The Lovett Road resident said that he was assured by his surveyor the project would conform to all zoning regulations, but that as an inexperienced builder he had no idea he would need a special permit and engineering approval from the city before setting the masonry-block structure into the hillside behind his home. He said it not only improves the look of his backyard but also corrects drainage problems.
“In the end, it is my mistake, I take responsibility,” said Pinkhasov, who is originally from Uzbekistan. “But I swear to God, honestly, I never did something intentionally.”
However, Newton’s commissioner of inspectional services, John Lojek, said he isn’t interested in hearing excuses, and noted that he sees this happening over and over across the city.
“It was done without permission, it was done without engineering approval, without a special permit,” Lojek said.
“I think a lot of people think it’s easier to build first, apologize, and then get permission, but the aldermen have a say in that, and they don’t have to give forgiveness.”
At the Board of Aldermen’s meeting last week, many of its members didn’t sound like they were in the mood to make any more exceptions.
“This is a real problem in the city,” said Alderman John W. Harney. “I’m frankly tired of this happening over and over again.”
Alderwoman Cheryl Lappin said, “Essentially, we would be saying you can do anything you want.”
Several other members voiced agreement, and despite a previous vote by the board’s Land Use Committee in favor of granting the special permit, Pinkhasov’s request appeared headed for defeat before a parliamentary maneuver postponed the issue until April 22.
Without the special permit, which requires two-thirds majority support, or 16 votes, from the full Board of Aldermen, Pinkhasov would have to remove the wall, and then draft a design that complies with the city’s zoning regulations before he could rebuild it, according to Lojek.
The reengineering project could cost $100,000, according to Pinkhasov.
“I cannot take it down, it would be impossible,” he said.
Pinkhasov said he would go to court to fight the denial.
“I built this nice house with a beautiful backyard,” he said. “Right now, I don’t know what else I could do.”
Pinkhasov and his family moved to the United States in 1996, and settled in Needham. A few years ago, he said, he and his wife and their two sons decided to move and build their own home in Newton.
They purchased a house on Lovett Road, tore it down, and started building a replacement in 2012.
Pinkhasov said the original backyard “was a disaster for me.”
He said the steep hill was not only an eyesore, but had created flooding problems in the previous home’s basement.
He said his building plans originally called for a 4-foot-high retaining wall.
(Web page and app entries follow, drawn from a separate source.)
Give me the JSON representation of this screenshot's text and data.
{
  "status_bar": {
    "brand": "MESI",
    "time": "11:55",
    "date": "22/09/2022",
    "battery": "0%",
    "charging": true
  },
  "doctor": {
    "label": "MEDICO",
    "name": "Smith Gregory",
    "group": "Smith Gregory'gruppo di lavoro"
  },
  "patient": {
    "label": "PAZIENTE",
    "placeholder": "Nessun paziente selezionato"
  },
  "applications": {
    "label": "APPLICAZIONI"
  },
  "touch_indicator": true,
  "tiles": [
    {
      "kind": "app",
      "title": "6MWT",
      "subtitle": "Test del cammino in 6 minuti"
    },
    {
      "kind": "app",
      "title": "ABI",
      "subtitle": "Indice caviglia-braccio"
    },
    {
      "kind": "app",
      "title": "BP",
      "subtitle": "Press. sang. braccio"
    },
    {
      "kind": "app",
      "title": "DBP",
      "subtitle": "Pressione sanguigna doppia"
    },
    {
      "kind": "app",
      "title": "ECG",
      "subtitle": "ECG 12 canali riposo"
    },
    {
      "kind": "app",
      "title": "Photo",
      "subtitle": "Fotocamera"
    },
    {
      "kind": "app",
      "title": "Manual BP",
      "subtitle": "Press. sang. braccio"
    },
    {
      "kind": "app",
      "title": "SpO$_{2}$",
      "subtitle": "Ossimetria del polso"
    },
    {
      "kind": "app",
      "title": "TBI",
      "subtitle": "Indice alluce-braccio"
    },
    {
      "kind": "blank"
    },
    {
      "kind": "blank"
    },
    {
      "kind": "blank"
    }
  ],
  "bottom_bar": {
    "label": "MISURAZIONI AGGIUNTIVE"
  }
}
After construction of the wall was started, however, it became clear that the single level would not be sufficient to hold back the hill.
So instead of the original $90,000 wall, Pinkhasov said, he decided to build the three-tiered structure, at nearly triple the cost, unaware that the new dimensions would conflict with the neighborhood zoning’s side setback requirements.
According to a report from the city’s Planning Department, “The applicant built a system of retaining walls for this slope without understanding that a system of walls in excess of four feet total requires a special permit if the walls are located within a setback.
“The side setback for this district is 15 feet, and the walls are within 18 inches on the left side of the lot, and within three feet on the right. A special permit is required to maintain this wall system.”
Pinkhasov said a city building inspector came to his home during construction of the wall and inquired about the setback, but after assurances from his surveyor that the wall was in compliance, Pinkhasov proceeded with the work.
He said he was not aware of any problems until the city’s inspection department got a complaint from a neighbor about lights on Pinkhasov’s property, and sent an inspector who then reviewed the final site plan and notified him of the need for a special permit.
The light issue has since been resolved, officials said.
At the meeting last week, an alderman said that some neighbors were not pleased with the wall. However, other neighbors said they have no problems with what Pinkhasov has built.
David Gordon lives diagonally across Lovett Road from Pinkhasov’s property, and said he can see the wall from his home.
“I happen to think this is one of the nicest retaining walls I’ve ever seen, and once the landscaping is complete, I think it will be absolutely stunning,” he said.
Gordon also said he is “flabbergasted” that aldermen are even considering denying Pinkhasov the special permit.
“Personally, I think that would be a tragedy,” he said.
The report from the city’s Planning Department found that “the proposed retaining wall will not adversely affect the neighborhood.”
The board’s Land Use Committee recommended that the special permit be approved as long as substantial landscaping is done, and drainage requirements fulfilled.
According to Alderwoman Susan Albright, who sits on the Land Use Committee, making Pinkhasov remove the wall would create drainage problems not only for his property, but potentially for his neighbors as well.
“I’m not comfortable to always give forgiveness, but I think, in this case, it’s the right thing to do,” she said.